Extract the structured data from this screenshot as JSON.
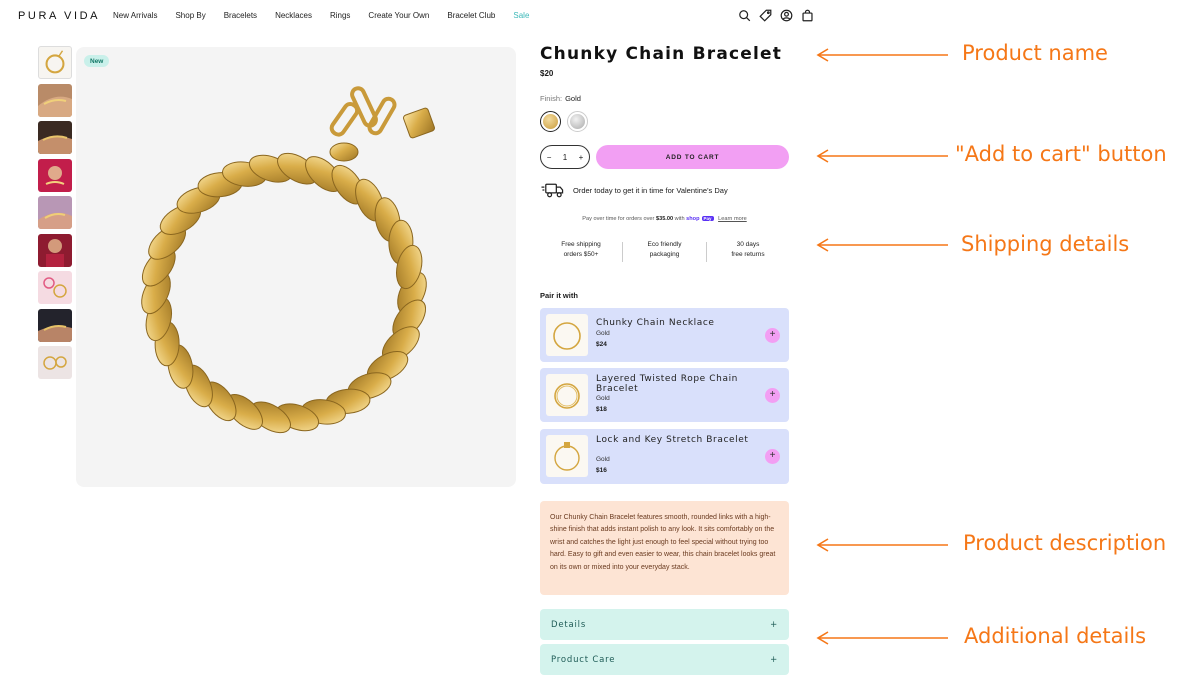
{
  "header": {
    "logo": "PURA VIDA",
    "nav": [
      "New Arrivals",
      "Shop By",
      "Bracelets",
      "Necklaces",
      "Rings",
      "Create Your Own",
      "Bracelet Club",
      "Sale"
    ],
    "icons": [
      "search-icon",
      "tag-icon",
      "account-icon",
      "bag-icon"
    ]
  },
  "gallery": {
    "badge": "New",
    "thumbnail_count": 9
  },
  "product": {
    "title": "Chunky Chain Bracelet",
    "price": "$20",
    "finish_label": "Finish:",
    "finish_value": "Gold",
    "swatches": [
      "gold",
      "silver"
    ],
    "qty": "1",
    "qty_minus": "−",
    "qty_plus": "+",
    "add_to_cart": "ADD TO CART",
    "shipping_note": "Order today to get it in time for Valentine's Day",
    "pay_prefix": "Pay over time for orders over",
    "pay_amount": "$35.00",
    "pay_with": "with",
    "pay_shop": "shop",
    "pay_badge": "Pay",
    "pay_link": "Learn more",
    "perks": [
      {
        "line1": "Free shipping",
        "line2": "orders $50+"
      },
      {
        "line1": "Eco friendly",
        "line2": "packaging"
      },
      {
        "line1": "30 days",
        "line2": "free returns"
      }
    ]
  },
  "pair": {
    "heading": "Pair it with",
    "items": [
      {
        "name": "Chunky Chain Necklace",
        "finish": "Gold",
        "price": "$24"
      },
      {
        "name": "Layered Twisted Rope Chain Bracelet",
        "finish": "Gold",
        "price": "$18"
      },
      {
        "name": "Lock and Key Stretch Bracelet",
        "finish": "Gold",
        "price": "$16"
      }
    ],
    "add": "+"
  },
  "description": "Our Chunky Chain Bracelet features smooth, rounded links with a high-shine finish that adds instant polish to any look. It sits comfortably on the wrist and catches the light just enough to feel special without trying too hard. Easy to gift and even easier to wear, this chain bracelet looks great on its own or mixed into your everyday stack.",
  "accordions": [
    {
      "label": "Details",
      "icon": "+"
    },
    {
      "label": "Product Care",
      "icon": "+"
    }
  ],
  "annotations": {
    "product_name": "Product name",
    "add_to_cart": "\"Add to cart\" button",
    "shipping": "Shipping details",
    "description": "Product description",
    "additional": "Additional details"
  },
  "colors": {
    "annotation": "#f57717",
    "add_to_cart_bg": "#f29ff3",
    "pair_card_bg": "#d9e0fb",
    "description_bg": "#fde4d4",
    "accordion_bg": "#d4f3ed",
    "sale": "#3bb8b8",
    "gold": "#d8b04e"
  }
}
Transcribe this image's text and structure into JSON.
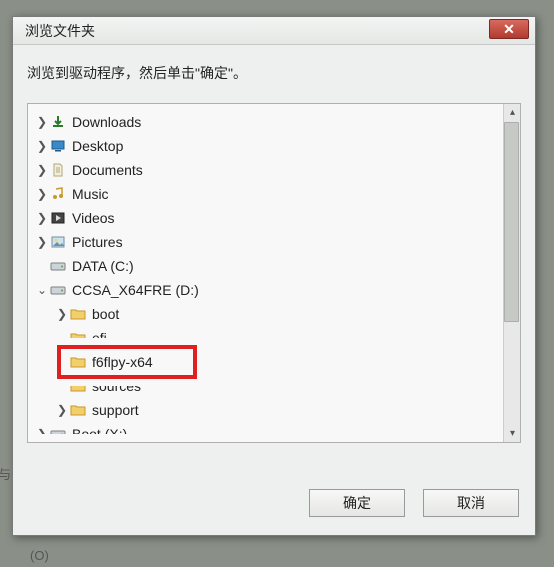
{
  "dialog": {
    "title": "浏览文件夹",
    "close_symbol": "✕",
    "instruction": "浏览到驱动程序，然后单击\"确定\"。"
  },
  "tree": [
    {
      "indent": 1,
      "twisty": ">",
      "icon": "downloads",
      "label": "Downloads",
      "highlighted": false
    },
    {
      "indent": 1,
      "twisty": ">",
      "icon": "desktop",
      "label": "Desktop",
      "highlighted": false
    },
    {
      "indent": 1,
      "twisty": ">",
      "icon": "documents",
      "label": "Documents",
      "highlighted": false
    },
    {
      "indent": 1,
      "twisty": ">",
      "icon": "music",
      "label": "Music",
      "highlighted": false
    },
    {
      "indent": 1,
      "twisty": ">",
      "icon": "videos",
      "label": "Videos",
      "highlighted": false
    },
    {
      "indent": 1,
      "twisty": ">",
      "icon": "pictures",
      "label": "Pictures",
      "highlighted": false
    },
    {
      "indent": 1,
      "twisty": "",
      "icon": "drive",
      "label": "DATA (C:)",
      "highlighted": false
    },
    {
      "indent": 1,
      "twisty": "v",
      "icon": "drive",
      "label": "CCSA_X64FRE (D:)",
      "highlighted": false
    },
    {
      "indent": 2,
      "twisty": ">",
      "icon": "folder",
      "label": "boot",
      "highlighted": false
    },
    {
      "indent": 2,
      "twisty": "",
      "icon": "folder",
      "label": "efi",
      "highlighted": false,
      "cut": "bottom"
    },
    {
      "indent": 2,
      "twisty": "",
      "icon": "folder",
      "label": "f6flpy-x64",
      "highlighted": true
    },
    {
      "indent": 2,
      "twisty": "",
      "icon": "folder",
      "label": "sources",
      "highlighted": false,
      "cut": "top"
    },
    {
      "indent": 2,
      "twisty": ">",
      "icon": "folder",
      "label": "support",
      "highlighted": false
    },
    {
      "indent": 1,
      "twisty": ">",
      "icon": "drive",
      "label": "Boot (X:)",
      "highlighted": false,
      "cut": "bottom"
    }
  ],
  "buttons": {
    "ok": "确定",
    "cancel": "取消"
  },
  "side_text": "与",
  "bottom_text": "(O)"
}
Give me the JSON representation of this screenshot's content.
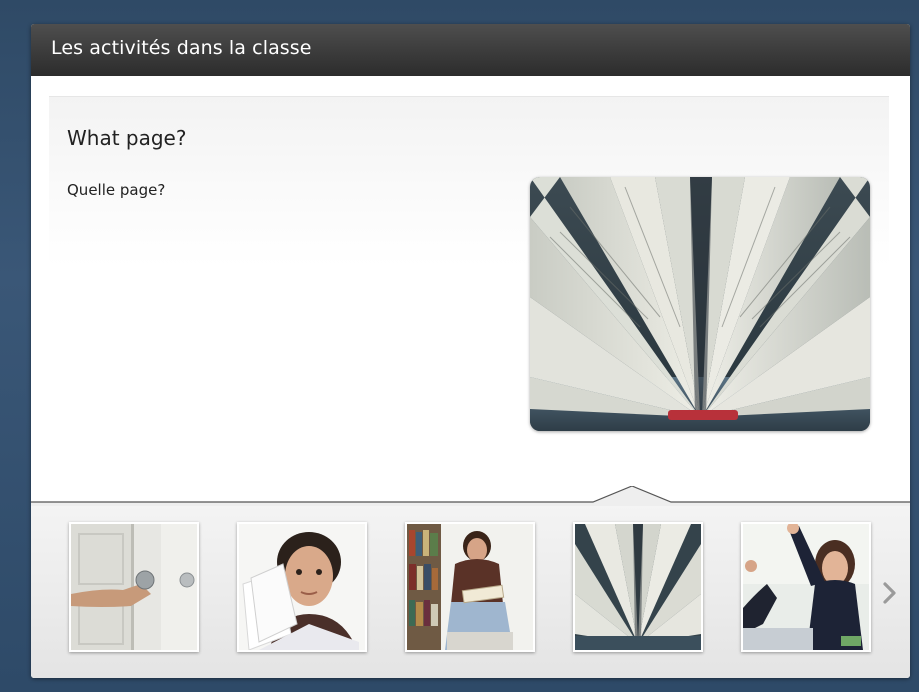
{
  "window": {
    "title": "Les activités dans la classe"
  },
  "content": {
    "heading": "What page?",
    "subheading": "Quelle page?",
    "main_image": "open-book-pages-photo"
  },
  "thumbnails": [
    {
      "image": "hand-opening-door-photo",
      "selected": false
    },
    {
      "image": "student-holding-papers-photo",
      "selected": false
    },
    {
      "image": "student-reading-in-library-photo",
      "selected": false
    },
    {
      "image": "open-book-pages-photo",
      "selected": true
    },
    {
      "image": "student-raising-hand-photo",
      "selected": false
    }
  ],
  "navigation": {
    "next_icon": "chevron-right-icon"
  },
  "colors": {
    "titlebar": "#2c2c2c",
    "background": "#2f4a66",
    "strip": "#e8e8e8"
  }
}
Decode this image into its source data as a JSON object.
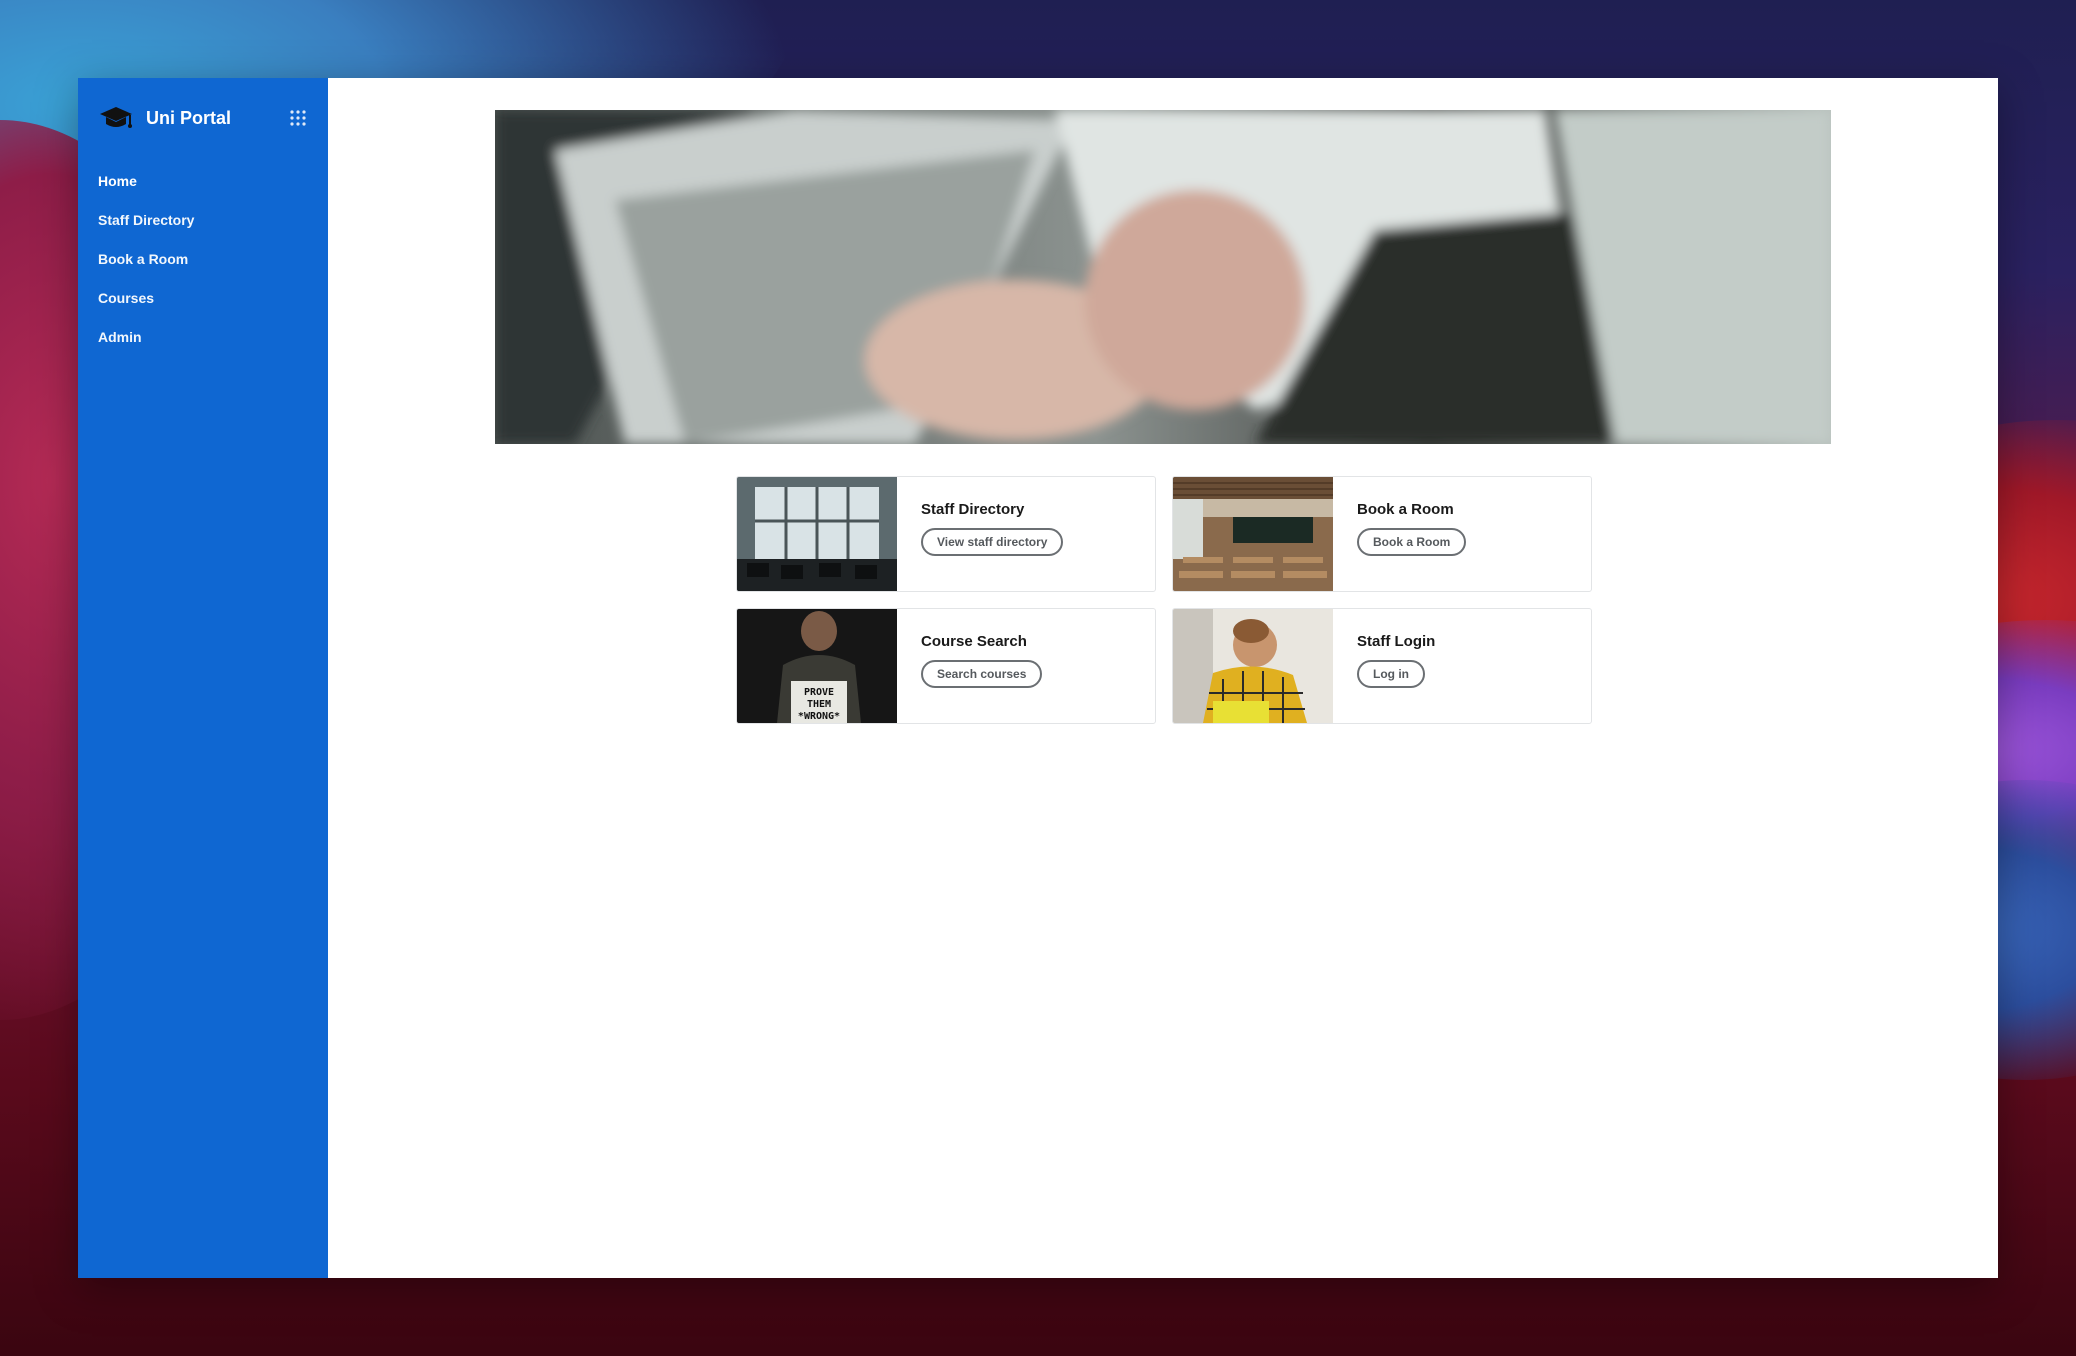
{
  "app": {
    "title": "Uni Portal",
    "brand_color": "#0f67d2",
    "brand_icon": "graduation-cap-icon",
    "menu_icon": "apps-grid-icon"
  },
  "sidebar": {
    "items": [
      {
        "label": "Home",
        "active": true
      },
      {
        "label": "Staff Directory",
        "active": false
      },
      {
        "label": "Book a Room",
        "active": false
      },
      {
        "label": "Courses",
        "active": false
      },
      {
        "label": "Admin",
        "active": false
      }
    ]
  },
  "cards": [
    {
      "title": "Staff Directory",
      "button": "View staff directory",
      "image": "classroom-windows-photo"
    },
    {
      "title": "Book a Room",
      "button": "Book a Room",
      "image": "lecture-room-photo"
    },
    {
      "title": "Course Search",
      "button": "Search courses",
      "image": "prove-them-wrong-photo",
      "image_text": "PROVE THEM *WRONG*"
    },
    {
      "title": "Staff Login",
      "button": "Log in",
      "image": "student-yellow-jacket-photo"
    }
  ]
}
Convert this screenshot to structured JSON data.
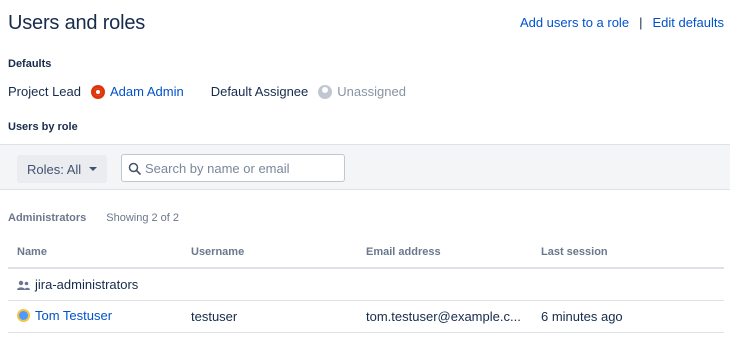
{
  "header": {
    "title": "Users and roles",
    "add_users_label": "Add users to a role",
    "separator": "|",
    "edit_defaults_label": "Edit defaults"
  },
  "defaults": {
    "section_label": "Defaults",
    "project_lead_label": "Project Lead",
    "project_lead_value": "Adam Admin",
    "default_assignee_label": "Default Assignee",
    "default_assignee_value": "Unassigned"
  },
  "users_by_role": {
    "section_label": "Users by role",
    "roles_filter_label": "Roles: All",
    "search_placeholder": "Search by name or email"
  },
  "group": {
    "title": "Administrators",
    "showing": "Showing 2 of 2"
  },
  "table": {
    "columns": [
      "Name",
      "Username",
      "Email address",
      "Last session"
    ],
    "rows": [
      {
        "type": "group",
        "name": "jira-administrators",
        "username": "",
        "email": "",
        "last_session": ""
      },
      {
        "type": "user",
        "name": "Tom Testuser",
        "username": "testuser",
        "email": "tom.testuser@example.c...",
        "last_session": "6 minutes ago"
      }
    ]
  },
  "colors": {
    "link": "#0052cc",
    "text": "#172b4d",
    "muted": "#6b778c",
    "toolbar_bg": "#f4f5f7"
  }
}
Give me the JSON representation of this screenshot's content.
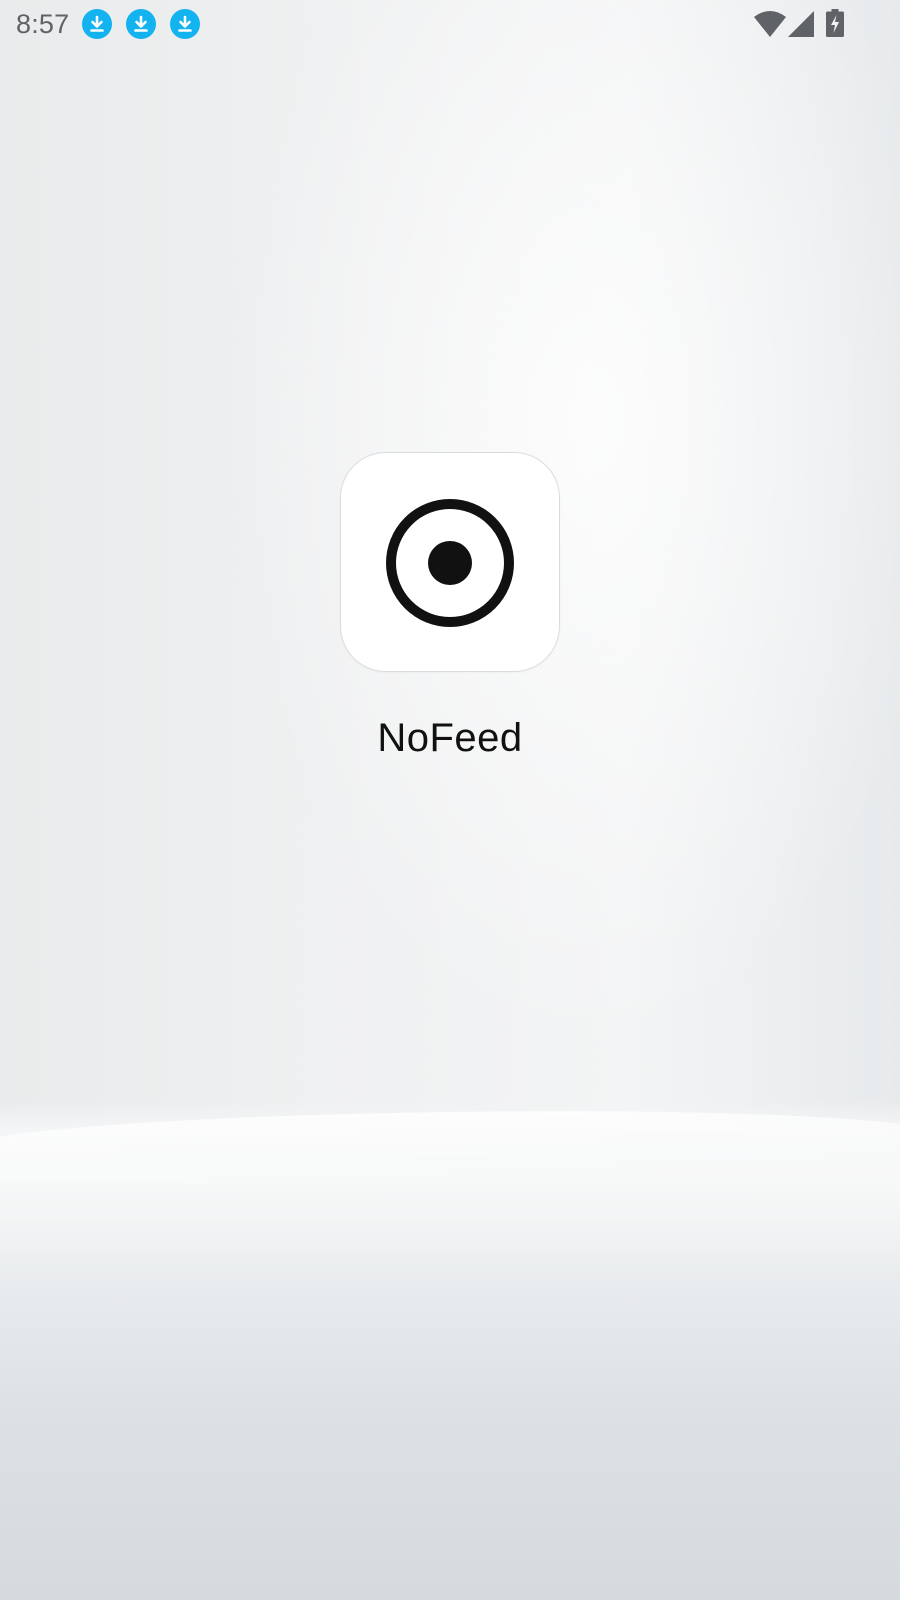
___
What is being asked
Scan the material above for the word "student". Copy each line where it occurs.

The completed task
      "image": "student-holding-papers-photo",
      "image": "student-reading-in-library-photo",
      "image": "student-raising-hand-photo",
      "image": "student-yellow-jacket-photo"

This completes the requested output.